TALLAHASSEE — It is possible that a
Florida homestead case will end with the decision that was made by
the Florida Supreme Court ruling against the plaintiff.
plaintiff, Venice Endsley, took her denial of two homestead credits
in Florida and also in Indiana to the Florida Supreme Court after
in an appeal to the 4th District Court of Appeals. Endsley lost her
homestead credit in Florida after the Broward County property
appraiser removed the exemption because her husband was receiving
credit for a home he had lived in in Indiana at the same time.
is little reason to believe that she will take the case to the U.S.
Supreme Court after its latest ruling.
“It is highly unlikely
that they will,” Mark Rothenberg, an attorney who has been
published on the issue and teaches land use and property law, told
The Florida Record. “There are a real limited number
of arguments one can make when appealing to the U.S. Supreme Court.
It really depends on the nature of their argument but I think it’s
With homesteads in both Florida and Indiana, Endsley
credit in both states for two different
properties. While homestead laws in every state are different, the
Florida Constitution specifically prohibits multiple homesteads,
leaving Endsley without recourse in her suit.
are highly dependent on the facts of each specific case and from what
I can discern from this case, it looked like even though the husband
and wife lived in two different states, they ordered their finances
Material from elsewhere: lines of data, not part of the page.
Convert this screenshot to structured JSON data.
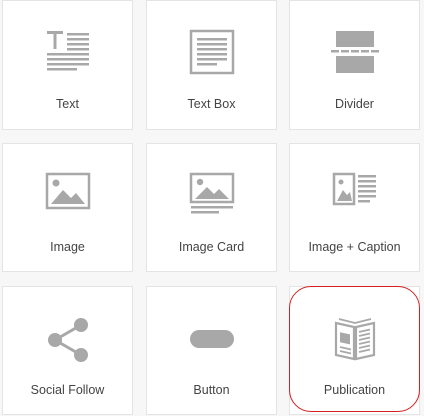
{
  "tiles": [
    {
      "label": "Text",
      "icon": "text-icon"
    },
    {
      "label": "Text Box",
      "icon": "text-box-icon"
    },
    {
      "label": "Divider",
      "icon": "divider-icon"
    },
    {
      "label": "Image",
      "icon": "image-icon"
    },
    {
      "label": "Image Card",
      "icon": "image-card-icon"
    },
    {
      "label": "Image + Caption",
      "icon": "image-caption-icon"
    },
    {
      "label": "Social Follow",
      "icon": "share-icon"
    },
    {
      "label": "Button",
      "icon": "button-icon"
    },
    {
      "label": "Publication",
      "icon": "publication-icon"
    }
  ],
  "selected": "Publication",
  "colors": {
    "icon": "#a8a8a8",
    "highlight": "#d42020",
    "label": "#444444",
    "tile_border": "#e4e4e4"
  }
}
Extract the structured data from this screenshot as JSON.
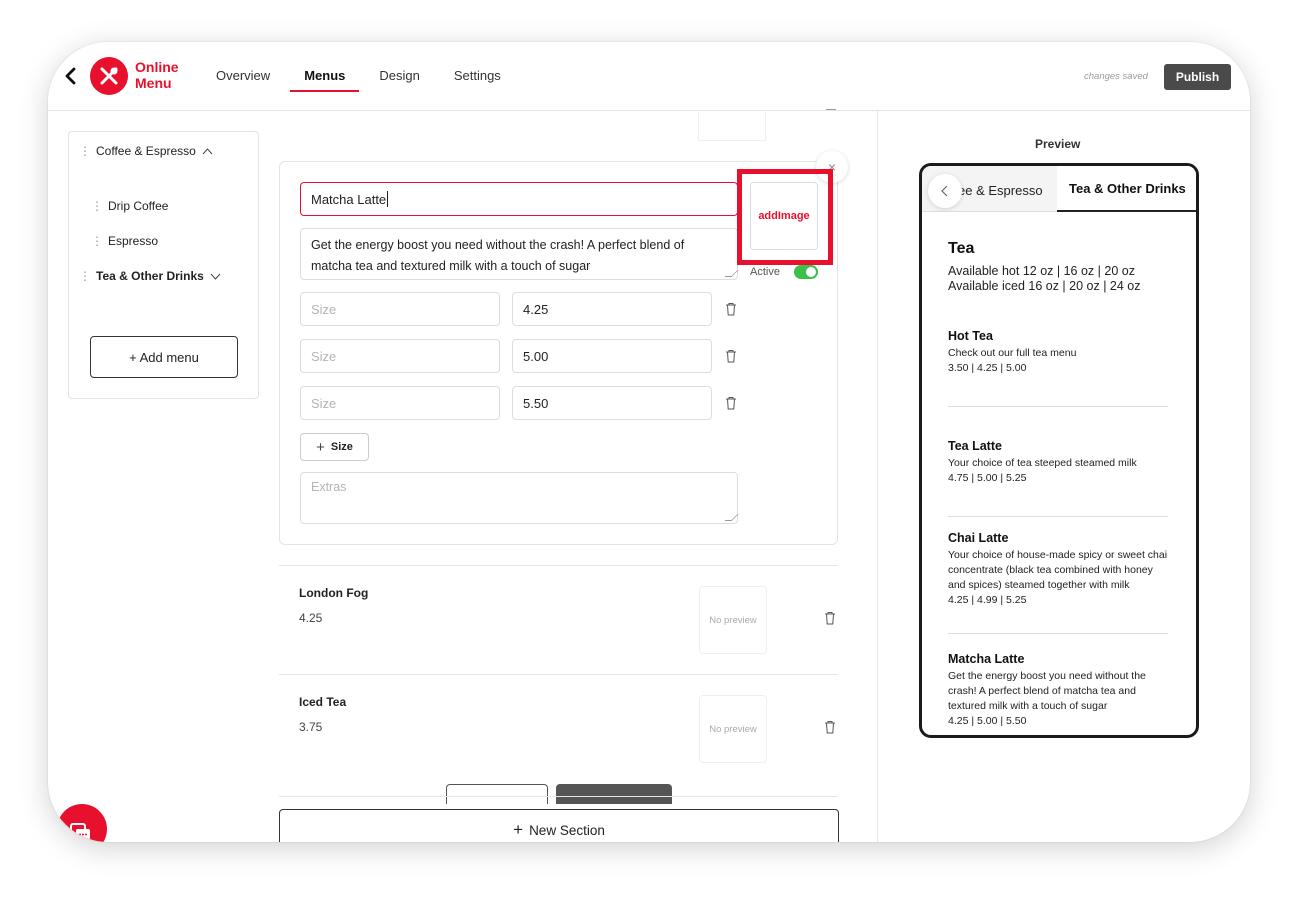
{
  "header": {
    "logo_text_line1": "Online",
    "logo_text_line2": "Menu",
    "tabs": [
      "Overview",
      "Menus",
      "Design",
      "Settings"
    ],
    "active_tab": "Menus",
    "status": "changes saved",
    "publish_label": "Publish"
  },
  "sidebar": {
    "items": [
      {
        "label": "Coffee & Espresso",
        "level": 0,
        "expanded": true
      },
      {
        "label": "Drip Coffee",
        "level": 1
      },
      {
        "label": "Espresso",
        "level": 1
      },
      {
        "label": "Tea & Other Drinks",
        "level": 0,
        "expanded": false
      }
    ],
    "add_menu_label": "+ Add menu"
  },
  "editor": {
    "name_value": "Matcha Latte",
    "description_value": "Get the energy boost you need without the crash! A perfect blend of matcha tea and textured milk with a touch of sugar",
    "sizes": [
      {
        "size_placeholder": "Size",
        "price": "4.25"
      },
      {
        "size_placeholder": "Size",
        "price": "5.00"
      },
      {
        "size_placeholder": "Size",
        "price": "5.50"
      }
    ],
    "add_size_label": "Size",
    "extras_placeholder": "Extras",
    "image_button_label": "addImage",
    "active_label": "Active",
    "active": true,
    "close_icon": "×"
  },
  "items": [
    {
      "name": "London Fog",
      "price": "4.25",
      "preview": "No preview"
    },
    {
      "name": "Iced Tea",
      "price": "3.75",
      "preview": "No preview"
    }
  ],
  "new_section_label": "New Section",
  "preview": {
    "label": "Preview",
    "tabs": [
      "ee & Espresso",
      "Tea & Other Drinks"
    ],
    "section_title": "Tea",
    "section_sub_line1": "Available hot 12 oz | 16 oz | 20 oz",
    "section_sub_line2": "Available iced 16 oz | 20 oz | 24 oz",
    "items": [
      {
        "name": "Hot Tea",
        "description": "Check out our full tea menu",
        "prices": "3.50 | 4.25 | 5.00"
      },
      {
        "name": "Tea Latte",
        "description": "Your choice of tea steeped steamed milk",
        "prices": "4.75 | 5.00 | 5.25"
      },
      {
        "name": "Chai Latte",
        "description": "Your choice of house-made spicy or sweet chai concentrate (black tea combined with honey and spices) steamed together with milk",
        "prices": "4.25 | 4.99 | 5.25"
      },
      {
        "name": "Matcha Latte",
        "description": "Get the energy boost you need without the crash! A perfect blend of matcha tea and textured milk with a touch of sugar",
        "prices": "4.25 | 5.00 | 5.50"
      }
    ]
  },
  "colors": {
    "brand": "#e8112d",
    "toggle_on": "#3cc04a",
    "publish_bg": "#4a4a4a"
  }
}
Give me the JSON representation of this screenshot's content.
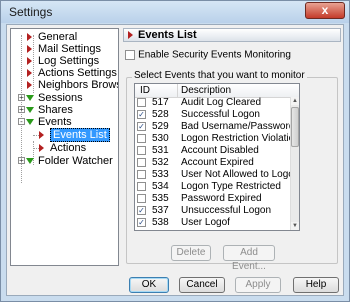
{
  "window": {
    "title": "Settings",
    "close_symbol": "x"
  },
  "tree": {
    "items": [
      {
        "label": "General",
        "icon": "red-triangle"
      },
      {
        "label": "Mail Settings",
        "icon": "red-triangle"
      },
      {
        "label": "Log Settings",
        "icon": "red-triangle"
      },
      {
        "label": "Actions Settings",
        "icon": "red-triangle"
      },
      {
        "label": "Neighbors Browser",
        "icon": "red-triangle"
      },
      {
        "label": "Sessions",
        "icon": "green-triangle",
        "expander": "+"
      },
      {
        "label": "Shares",
        "icon": "green-triangle",
        "expander": "+"
      },
      {
        "label": "Events",
        "icon": "green-triangle",
        "expander": "-"
      },
      {
        "label": "Events List",
        "icon": "red-triangle",
        "selected": true
      },
      {
        "label": "Actions",
        "icon": "red-triangle"
      },
      {
        "label": "Folder Watcher",
        "icon": "green-triangle",
        "expander": "+"
      }
    ]
  },
  "panel": {
    "title": "Events List",
    "enable_label": "Enable Security Events Monitoring",
    "enable_checked": false,
    "group_label": "Select Events that you want to monitor",
    "columns": [
      "ID",
      "Description"
    ],
    "rows": [
      {
        "id": "517",
        "desc": "Audit Log Cleared",
        "checked": false
      },
      {
        "id": "528",
        "desc": "Successful Logon",
        "checked": true
      },
      {
        "id": "529",
        "desc": "Bad Username/Password",
        "checked": true
      },
      {
        "id": "530",
        "desc": "Logon Restriction Violation",
        "checked": false
      },
      {
        "id": "531",
        "desc": "Account Disabled",
        "checked": false
      },
      {
        "id": "532",
        "desc": "Account Expired",
        "checked": false
      },
      {
        "id": "533",
        "desc": "User Not Allowed to Logon",
        "checked": false
      },
      {
        "id": "534",
        "desc": "Logon Type Restricted",
        "checked": false
      },
      {
        "id": "535",
        "desc": "Password Expired",
        "checked": false
      },
      {
        "id": "537",
        "desc": "Unsuccessful Logon",
        "checked": true
      },
      {
        "id": "538",
        "desc": "User Logof",
        "checked": true
      }
    ],
    "delete_label": "Delete",
    "add_event_label": "Add Event..."
  },
  "footer": {
    "ok": "OK",
    "cancel": "Cancel",
    "apply": "Apply",
    "help": "Help"
  },
  "colors": {
    "accent": "#3399ff",
    "tree_red": "#b32020",
    "tree_green": "#2a9a1a",
    "close_red": "#c43b2a"
  }
}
together and they still filed joint returns,” Rothenberg said.
intact marriage of Endsley and her husband raised a red flag with the
property appraiser that in most instances is incentivized to spot
instances where properties don’t qualify for the homestead
“It is advantageous for property tax appraisers to
remove that because someone that has bought a house that is valued at
$150,000 in 1985 might be sitting on a property today that is worth
$2, $3, $4 million,” Rothenberg said.
With a homestead credit, Rothenberg
said, an owner is only paying a marginal increase in property tax
each year, making the credit worthwhile for property owners to
receive. With the removal of a homestead credit to a property, the
city sees an increase in revenues and they can accelerate the
evaluation of the property more in line with the current value of the
home. This creates a windfall of revenue for the municipality as it
can also collect on back payments going a predetermined number of
When an individual finds themselves involved with the
loss of a homestead credit, seeking the proper legal council is the
best course of action, according to Rothenberg.
“In any homestead case, seek a member
of the Florida bar with experience in handling property tax issues,”
he said. “These cases are really driven by the facts of each
specific case, and I would also urge anyone with a homestead case to
seek legal counsel with someone that has a lot of familiarity with